**What to produce**
From the first line to the last, repeat the data exactly and drop the pictures.

**Dataset content**
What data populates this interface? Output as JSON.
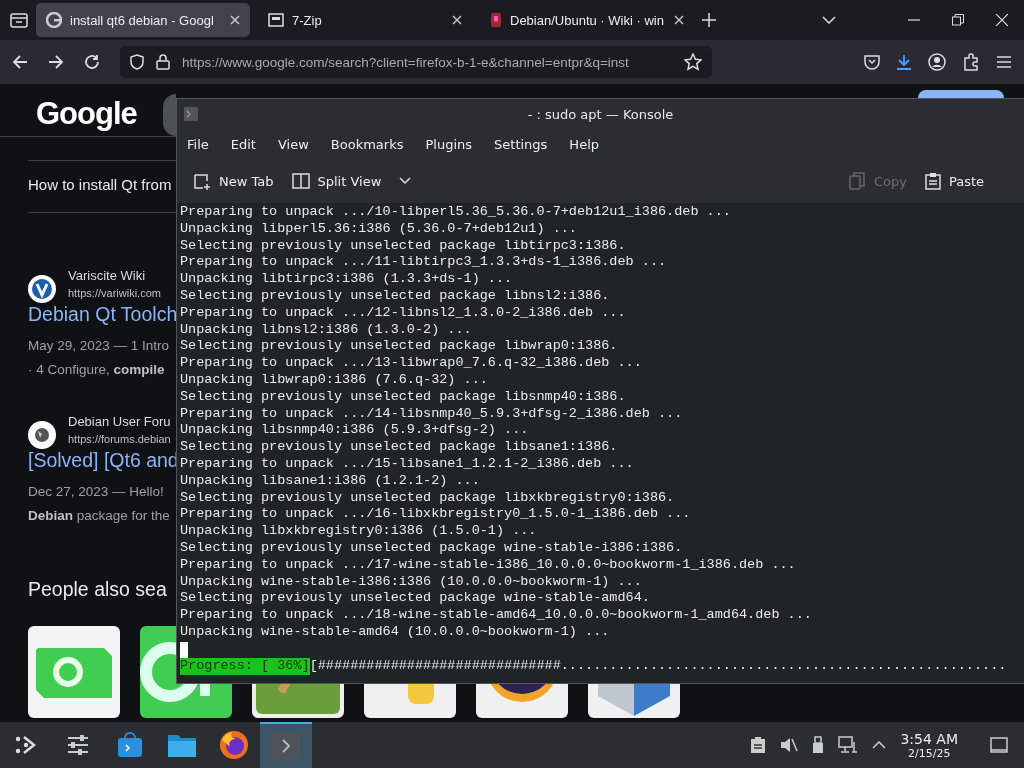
{
  "browser": {
    "tabs": [
      {
        "label": "install qt6 debian - Googl",
        "selected": true
      },
      {
        "label": "7-Zip",
        "selected": false
      },
      {
        "label": "Debian/Ubuntu · Wiki · win",
        "selected": false
      }
    ],
    "url": "https://www.google.com/search?client=firefox-b-1-e&channel=entpr&q=inst"
  },
  "google": {
    "logo": "Google",
    "snippet_heading": "How to install Qt from",
    "results": [
      {
        "site": "Variscite Wiki",
        "url": "https://variwiki.com",
        "title": "Debian Qt Toolch",
        "lines": [
          "May 29, 2023 — 1 Intro",
          "· 4 Configure, **compile**"
        ]
      },
      {
        "site": "Debian User Foru",
        "url": "https://forums.debian",
        "title": "[Solved] [Qt6 and",
        "lines": [
          "Dec 27, 2023 — Hello!",
          "**Debian** package for the"
        ]
      }
    ],
    "people_heading": "People also sea"
  },
  "konsole": {
    "title": "- : sudo apt — Konsole",
    "menu": [
      "File",
      "Edit",
      "View",
      "Bookmarks",
      "Plugins",
      "Settings",
      "Help"
    ],
    "toolbar": [
      {
        "label": "New Tab",
        "disabled": false
      },
      {
        "label": "Split View",
        "disabled": false
      },
      {
        "label": "Copy",
        "disabled": true
      },
      {
        "label": "Paste",
        "disabled": false
      }
    ],
    "lines": [
      "Preparing to unpack .../10-libperl5.36_5.36.0-7+deb12u1_i386.deb ...",
      "Unpacking libperl5.36:i386 (5.36.0-7+deb12u1) ...",
      "Selecting previously unselected package libtirpc3:i386.",
      "Preparing to unpack .../11-libtirpc3_1.3.3+ds-1_i386.deb ...",
      "Unpacking libtirpc3:i386 (1.3.3+ds-1) ...",
      "Selecting previously unselected package libnsl2:i386.",
      "Preparing to unpack .../12-libnsl2_1.3.0-2_i386.deb ...",
      "Unpacking libnsl2:i386 (1.3.0-2) ...",
      "Selecting previously unselected package libwrap0:i386.",
      "Preparing to unpack .../13-libwrap0_7.6.q-32_i386.deb ...",
      "Unpacking libwrap0:i386 (7.6.q-32) ...",
      "Selecting previously unselected package libsnmp40:i386.",
      "Preparing to unpack .../14-libsnmp40_5.9.3+dfsg-2_i386.deb ...",
      "Unpacking libsnmp40:i386 (5.9.3+dfsg-2) ...",
      "Selecting previously unselected package libsane1:i386.",
      "Preparing to unpack .../15-libsane1_1.2.1-2_i386.deb ...",
      "Unpacking libsane1:i386 (1.2.1-2) ...",
      "Selecting previously unselected package libxkbregistry0:i386.",
      "Preparing to unpack .../16-libxkbregistry0_1.5.0-1_i386.deb ...",
      "Unpacking libxkbregistry0:i386 (1.5.0-1) ...",
      "Selecting previously unselected package wine-stable-i386:i386.",
      "Preparing to unpack .../17-wine-stable-i386_10.0.0.0~bookworm-1_i386.deb ...",
      "Unpacking wine-stable-i386:i386 (10.0.0.0~bookworm-1) ...",
      "Selecting previously unselected package wine-stable-amd64.",
      "Preparing to unpack .../18-wine-stable-amd64_10.0.0.0~bookworm-1_amd64.deb ...",
      "Unpacking wine-stable-amd64 (10.0.0.0~bookworm-1) ..."
    ],
    "progress": {
      "label": "Progress: [ 36%]",
      "bar": "[##############################......................................................."
    }
  },
  "taskbar": {
    "apps": [
      {
        "active": false
      },
      {
        "active": false
      },
      {
        "active": false
      },
      {
        "active": false
      },
      {
        "active": false
      },
      {
        "active": true
      }
    ],
    "time": "3:54 AM",
    "date": "2/15/25"
  }
}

**Answer below**
What data populates this interface? Output as JSON.
{
  "browser": {
    "tabs": [
      {
        "label": "install qt6 debian - Googl",
        "selected": true
      },
      {
        "label": "7-Zip",
        "selected": false
      },
      {
        "label": "Debian/Ubuntu · Wiki · win",
        "selected": false
      }
    ],
    "url": "https://www.google.com/search?client=firefox-b-1-e&channel=entpr&q=inst"
  },
  "google": {
    "logo": "Google",
    "snippet_heading": "How to install Qt from",
    "results": [
      {
        "site": "Variscite Wiki",
        "url": "https://variwiki.com",
        "title": "Debian Qt Toolch",
        "lines": [
          "May 29, 2023 — 1 Intro",
          "· 4 Configure, **compile**"
        ]
      },
      {
        "site": "Debian User Foru",
        "url": "https://forums.debian",
        "title": "[Solved] [Qt6 and",
        "lines": [
          "Dec 27, 2023 — Hello!",
          "**Debian** package for the"
        ]
      }
    ],
    "people_heading": "People also sea"
  },
  "konsole": {
    "title": "- : sudo apt — Konsole",
    "menu": [
      "File",
      "Edit",
      "View",
      "Bookmarks",
      "Plugins",
      "Settings",
      "Help"
    ],
    "toolbar": [
      {
        "label": "New Tab",
        "disabled": false
      },
      {
        "label": "Split View",
        "disabled": false
      },
      {
        "label": "Copy",
        "disabled": true
      },
      {
        "label": "Paste",
        "disabled": false
      }
    ],
    "lines": [
      "Preparing to unpack .../10-libperl5.36_5.36.0-7+deb12u1_i386.deb ...",
      "Unpacking libperl5.36:i386 (5.36.0-7+deb12u1) ...",
      "Selecting previously unselected package libtirpc3:i386.",
      "Preparing to unpack .../11-libtirpc3_1.3.3+ds-1_i386.deb ...",
      "Unpacking libtirpc3:i386 (1.3.3+ds-1) ...",
      "Selecting previously unselected package libnsl2:i386.",
      "Preparing to unpack .../12-libnsl2_1.3.0-2_i386.deb ...",
      "Unpacking libnsl2:i386 (1.3.0-2) ...",
      "Selecting previously unselected package libwrap0:i386.",
      "Preparing to unpack .../13-libwrap0_7.6.q-32_i386.deb ...",
      "Unpacking libwrap0:i386 (7.6.q-32) ...",
      "Selecting previously unselected package libsnmp40:i386.",
      "Preparing to unpack .../14-libsnmp40_5.9.3+dfsg-2_i386.deb ...",
      "Unpacking libsnmp40:i386 (5.9.3+dfsg-2) ...",
      "Selecting previously unselected package libsane1:i386.",
      "Preparing to unpack .../15-libsane1_1.2.1-2_i386.deb ...",
      "Unpacking libsane1:i386 (1.2.1-2) ...",
      "Selecting previously unselected package libxkbregistry0:i386.",
      "Preparing to unpack .../16-libxkbregistry0_1.5.0-1_i386.deb ...",
      "Unpacking libxkbregistry0:i386 (1.5.0-1) ...",
      "Selecting previously unselected package wine-stable-i386:i386.",
      "Preparing to unpack .../17-wine-stable-i386_10.0.0.0~bookworm-1_i386.deb ...",
      "Unpacking wine-stable-i386:i386 (10.0.0.0~bookworm-1) ...",
      "Selecting previously unselected package wine-stable-amd64.",
      "Preparing to unpack .../18-wine-stable-amd64_10.0.0.0~bookworm-1_amd64.deb ...",
      "Unpacking wine-stable-amd64 (10.0.0.0~bookworm-1) ..."
    ],
    "progress": {
      "label": "Progress: [ 36%]",
      "bar": "[##############################......................................................."
    }
  },
  "taskbar": {
    "apps": [
      {
        "active": false
      },
      {
        "active": false
      },
      {
        "active": false
      },
      {
        "active": false
      },
      {
        "active": false
      },
      {
        "active": true
      }
    ],
    "time": "3:54 AM",
    "date": "2/15/25"
  }
}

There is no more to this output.